In the old days, consumers complained that they had so little choice. Whatever cable service served their community was the cable service they got. Dish or DirecTV were options, but not attractive ones.
And that paucity of choice was accompanied by a straitjacket of suffocating bundles, so that even if you didn’t want it, you bought a group of channels that you wouldn’t watch on a dare.
Those days are going away, finally. Skinny bundles-- a term that always sounds like the stage name of a porn star the guys in Spinal Tap would hang with--will be the thing in 2017. Consumers will have their choice of TV services whose major feature will be the lack of options, a low price tag and presumably, the lack of a contract.
The latest announced entrant is YouTube’s planned Unplugged. The Wall Street Journal says CBS has agreed to be a part of the new streamlined TV service that will start next year, and that Disney and 21st Century Fox--read that as ABC and Fox--are near to making deals. If it happens, consumers would be paying $25 to $50 a month.
Though YouTube Red already is a pay service of sorts--and maybe not a very successful one--Unplugged is a separate entity, according to reports.
Unplugged would join a bunch of other players, of course. Hulu is planning a skinny bundle attachment of its own. Sony already offers Vue. And Dish already offers Sling TV, a slim collection of TV networks that can be expanded to resemble something like a. ... cable network. Verizon’s FiOs has a less expansive alternative. Even Comcast, the home of swollen cable, last year began offering a slimmed down version called Stream, in Boston, with plans to roll it out nationwide (by now, in fact).
It doesn’t seem possible you’ll be able to get too far into the non-Obama years without whacking your cable bill, or at least imagining you will. The cord-cutting that could go on in 2017 could be epic, except that cable providers are also Internet providers and that combo has a powerful way of muddying up the cost-savings equation.
That so many content providers, even the old-timers like the broadcast networks, are diving into the murky pool of cut-rate, digitally-delivered program services is a dramatic indication of how unsettled the content landscape has become. Their proliferation could be a killer for local stations, too. If the major broadcast networks enter into skinny Web deals, local network affiliates could lose a lot of viewers.

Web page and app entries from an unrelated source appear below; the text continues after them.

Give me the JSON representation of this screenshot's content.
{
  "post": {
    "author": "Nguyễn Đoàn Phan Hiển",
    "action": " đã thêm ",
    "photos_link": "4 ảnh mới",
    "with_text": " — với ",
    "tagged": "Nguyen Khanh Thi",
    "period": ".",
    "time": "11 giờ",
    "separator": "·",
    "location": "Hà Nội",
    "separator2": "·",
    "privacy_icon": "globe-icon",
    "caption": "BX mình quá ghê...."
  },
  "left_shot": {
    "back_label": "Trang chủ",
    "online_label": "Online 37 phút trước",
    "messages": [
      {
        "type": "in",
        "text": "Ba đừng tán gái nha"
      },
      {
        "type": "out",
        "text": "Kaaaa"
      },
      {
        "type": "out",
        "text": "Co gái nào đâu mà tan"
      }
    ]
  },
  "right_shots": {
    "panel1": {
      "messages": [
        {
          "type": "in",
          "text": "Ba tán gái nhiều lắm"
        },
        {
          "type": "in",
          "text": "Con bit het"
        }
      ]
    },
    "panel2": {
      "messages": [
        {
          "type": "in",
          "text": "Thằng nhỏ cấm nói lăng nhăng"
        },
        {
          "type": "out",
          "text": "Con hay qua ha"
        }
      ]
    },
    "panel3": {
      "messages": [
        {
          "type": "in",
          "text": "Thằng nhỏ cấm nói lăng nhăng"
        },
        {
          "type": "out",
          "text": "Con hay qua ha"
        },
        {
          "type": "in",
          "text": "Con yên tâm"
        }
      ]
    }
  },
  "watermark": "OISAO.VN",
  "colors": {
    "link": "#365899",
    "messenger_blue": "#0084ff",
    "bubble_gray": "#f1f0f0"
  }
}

Also it can't escape anyone's notice that as a cultural trend, consumers and program suppliers are simultaneously figuring out ways to exit the old television environment. It has been a very long time since any cable marketer has sold prospective customers on the wide, wide array of channel options. When content discovery became a perceived problem, the end of excess was near.
The routine resistance points to deals like YouTube’s Unplugged remain. The Journal story says YouTube has this bright idea of overlaying info like sports stats on top of, say, an ESPN telecast, but that idea may not fly with the network rights-holders.
And, the paper says, “Media companies are also wary that YouTube will bundle their premium content alongside Web-native videos and YouTube stars, which they perceive as lower value content.” (You don't want something as high-brow as "Two Broke Girls" nuzzling up against Jenna Marbles!)
That traditional TV outlets can still muster up that kind of hubris is at once nostalgic and pathetic.